──────── Data listing ────────

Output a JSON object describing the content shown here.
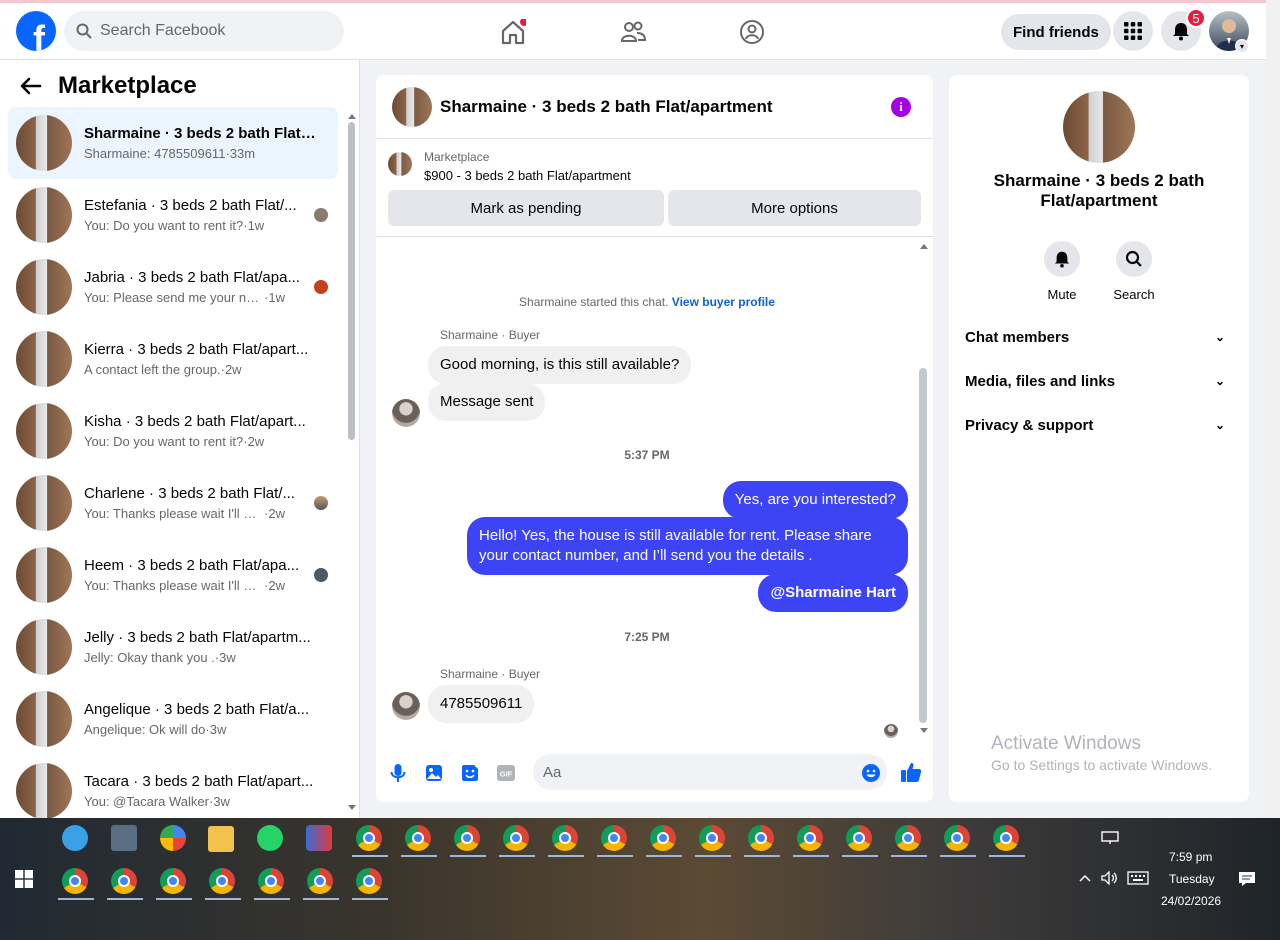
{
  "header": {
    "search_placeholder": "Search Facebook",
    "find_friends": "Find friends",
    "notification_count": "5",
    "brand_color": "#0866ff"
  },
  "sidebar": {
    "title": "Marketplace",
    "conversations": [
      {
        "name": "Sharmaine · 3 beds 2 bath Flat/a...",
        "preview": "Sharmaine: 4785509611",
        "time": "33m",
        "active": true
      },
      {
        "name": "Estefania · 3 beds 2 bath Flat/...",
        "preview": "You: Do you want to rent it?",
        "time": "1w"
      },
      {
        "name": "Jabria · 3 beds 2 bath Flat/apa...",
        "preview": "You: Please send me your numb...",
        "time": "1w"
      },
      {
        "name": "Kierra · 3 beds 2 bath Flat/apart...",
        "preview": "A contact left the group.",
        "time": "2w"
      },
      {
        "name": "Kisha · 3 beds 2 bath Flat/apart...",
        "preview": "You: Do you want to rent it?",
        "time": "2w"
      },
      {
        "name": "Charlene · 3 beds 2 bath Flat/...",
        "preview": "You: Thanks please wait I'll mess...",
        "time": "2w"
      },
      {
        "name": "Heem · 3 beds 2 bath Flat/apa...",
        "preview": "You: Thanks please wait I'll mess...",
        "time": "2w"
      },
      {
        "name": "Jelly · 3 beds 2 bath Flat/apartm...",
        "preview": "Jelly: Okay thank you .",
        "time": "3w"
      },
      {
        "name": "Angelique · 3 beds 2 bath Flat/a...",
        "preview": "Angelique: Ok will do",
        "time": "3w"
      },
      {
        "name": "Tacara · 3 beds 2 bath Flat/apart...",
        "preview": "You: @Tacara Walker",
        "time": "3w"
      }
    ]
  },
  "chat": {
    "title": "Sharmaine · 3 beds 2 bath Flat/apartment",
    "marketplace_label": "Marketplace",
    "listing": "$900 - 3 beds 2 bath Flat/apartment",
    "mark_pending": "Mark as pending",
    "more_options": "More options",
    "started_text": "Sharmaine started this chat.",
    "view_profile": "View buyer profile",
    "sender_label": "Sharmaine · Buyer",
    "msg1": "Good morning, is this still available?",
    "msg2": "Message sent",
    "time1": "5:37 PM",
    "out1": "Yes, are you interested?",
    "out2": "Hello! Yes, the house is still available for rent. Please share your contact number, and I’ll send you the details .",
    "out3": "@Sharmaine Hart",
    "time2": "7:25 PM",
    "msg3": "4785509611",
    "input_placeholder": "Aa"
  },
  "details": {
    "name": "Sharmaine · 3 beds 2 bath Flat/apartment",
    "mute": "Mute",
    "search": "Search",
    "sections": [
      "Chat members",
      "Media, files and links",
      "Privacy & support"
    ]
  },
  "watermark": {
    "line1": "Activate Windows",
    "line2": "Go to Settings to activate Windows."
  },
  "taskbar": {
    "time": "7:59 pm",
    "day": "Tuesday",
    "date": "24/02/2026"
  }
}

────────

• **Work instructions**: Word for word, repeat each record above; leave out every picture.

• **Finished exercise**:
Output a JSON object describing the content shown here.
{
  "header": {
    "search_placeholder": "Search Facebook",
    "find_friends": "Find friends",
    "notification_count": "5",
    "brand_color": "#0866ff"
  },
  "sidebar": {
    "title": "Marketplace",
    "conversations": [
      {
        "name": "Sharmaine · 3 beds 2 bath Flat/a...",
        "preview": "Sharmaine: 4785509611",
        "time": "33m",
        "active": true
      },
      {
        "name": "Estefania · 3 beds 2 bath Flat/...",
        "preview": "You: Do you want to rent it?",
        "time": "1w"
      },
      {
        "name": "Jabria · 3 beds 2 bath Flat/apa...",
        "preview": "You: Please send me your numb...",
        "time": "1w"
      },
      {
        "name": "Kierra · 3 beds 2 bath Flat/apart...",
        "preview": "A contact left the group.",
        "time": "2w"
      },
      {
        "name": "Kisha · 3 beds 2 bath Flat/apart...",
        "preview": "You: Do you want to rent it?",
        "time": "2w"
      },
      {
        "name": "Charlene · 3 beds 2 bath Flat/...",
        "preview": "You: Thanks please wait I'll mess...",
        "time": "2w"
      },
      {
        "name": "Heem · 3 beds 2 bath Flat/apa...",
        "preview": "You: Thanks please wait I'll mess...",
        "time": "2w"
      },
      {
        "name": "Jelly · 3 beds 2 bath Flat/apartm...",
        "preview": "Jelly: Okay thank you .",
        "time": "3w"
      },
      {
        "name": "Angelique · 3 beds 2 bath Flat/a...",
        "preview": "Angelique: Ok will do",
        "time": "3w"
      },
      {
        "name": "Tacara · 3 beds 2 bath Flat/apart...",
        "preview": "You: @Tacara Walker",
        "time": "3w"
      }
    ]
  },
  "chat": {
    "title": "Sharmaine · 3 beds 2 bath Flat/apartment",
    "marketplace_label": "Marketplace",
    "listing": "$900 - 3 beds 2 bath Flat/apartment",
    "mark_pending": "Mark as pending",
    "more_options": "More options",
    "started_text": "Sharmaine started this chat.",
    "view_profile": "View buyer profile",
    "sender_label": "Sharmaine · Buyer",
    "msg1": "Good morning, is this still available?",
    "msg2": "Message sent",
    "time1": "5:37 PM",
    "out1": "Yes, are you interested?",
    "out2": "Hello! Yes, the house is still available for rent. Please share your contact number, and I’ll send you the details .",
    "out3": "@Sharmaine Hart",
    "time2": "7:25 PM",
    "msg3": "4785509611",
    "input_placeholder": "Aa"
  },
  "details": {
    "name": "Sharmaine · 3 beds 2 bath Flat/apartment",
    "mute": "Mute",
    "search": "Search",
    "sections": [
      "Chat members",
      "Media, files and links",
      "Privacy & support"
    ]
  },
  "watermark": {
    "line1": "Activate Windows",
    "line2": "Go to Settings to activate Windows."
  },
  "taskbar": {
    "time": "7:59 pm",
    "day": "Tuesday",
    "date": "24/02/2026"
  }
}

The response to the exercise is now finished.